* Problem to work on:
Below are the records; how many of their lines contain "Click"? Reply only with that figure.

* Entries provided:
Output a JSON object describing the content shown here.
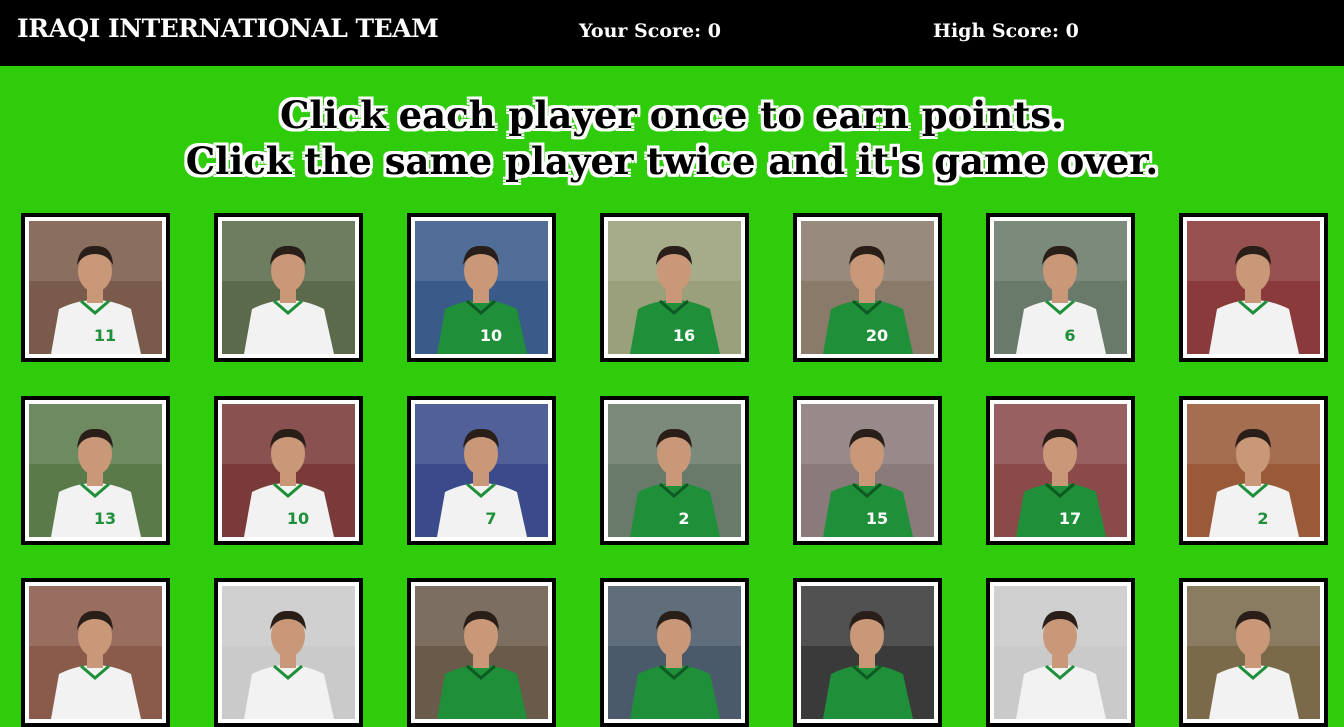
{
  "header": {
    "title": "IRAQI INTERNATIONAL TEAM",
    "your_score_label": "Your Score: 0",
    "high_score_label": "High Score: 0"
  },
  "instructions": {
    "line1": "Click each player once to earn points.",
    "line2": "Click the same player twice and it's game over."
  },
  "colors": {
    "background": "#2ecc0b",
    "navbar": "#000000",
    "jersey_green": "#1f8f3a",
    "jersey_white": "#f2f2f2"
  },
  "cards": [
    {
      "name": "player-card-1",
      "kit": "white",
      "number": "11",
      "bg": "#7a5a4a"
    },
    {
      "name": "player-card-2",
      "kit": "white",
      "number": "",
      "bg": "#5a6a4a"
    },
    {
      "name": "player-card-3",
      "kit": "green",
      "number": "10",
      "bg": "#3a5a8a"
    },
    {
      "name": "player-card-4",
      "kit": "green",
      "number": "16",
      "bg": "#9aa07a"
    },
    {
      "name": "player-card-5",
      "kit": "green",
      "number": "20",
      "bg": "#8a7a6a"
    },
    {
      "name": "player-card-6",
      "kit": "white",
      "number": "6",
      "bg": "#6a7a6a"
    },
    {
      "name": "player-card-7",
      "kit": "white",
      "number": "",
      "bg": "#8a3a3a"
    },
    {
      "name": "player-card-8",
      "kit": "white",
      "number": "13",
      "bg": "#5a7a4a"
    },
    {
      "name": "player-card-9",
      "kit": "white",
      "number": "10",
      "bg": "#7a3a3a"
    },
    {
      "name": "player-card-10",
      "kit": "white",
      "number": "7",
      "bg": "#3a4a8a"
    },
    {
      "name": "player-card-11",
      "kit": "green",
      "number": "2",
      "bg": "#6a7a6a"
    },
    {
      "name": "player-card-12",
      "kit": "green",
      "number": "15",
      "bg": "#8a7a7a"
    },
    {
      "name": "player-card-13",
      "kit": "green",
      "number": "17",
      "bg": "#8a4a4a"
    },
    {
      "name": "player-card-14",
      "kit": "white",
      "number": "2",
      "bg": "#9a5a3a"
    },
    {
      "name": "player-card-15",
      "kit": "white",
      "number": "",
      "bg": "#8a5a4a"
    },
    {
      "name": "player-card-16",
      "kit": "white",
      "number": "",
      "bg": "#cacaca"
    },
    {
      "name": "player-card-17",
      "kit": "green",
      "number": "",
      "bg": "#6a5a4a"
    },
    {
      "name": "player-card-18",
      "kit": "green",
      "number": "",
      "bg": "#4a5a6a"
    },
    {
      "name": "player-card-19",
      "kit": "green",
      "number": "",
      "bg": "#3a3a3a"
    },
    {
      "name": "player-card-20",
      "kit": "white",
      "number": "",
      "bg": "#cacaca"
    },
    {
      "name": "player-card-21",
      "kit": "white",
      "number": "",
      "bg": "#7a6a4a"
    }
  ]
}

* Answer box:
2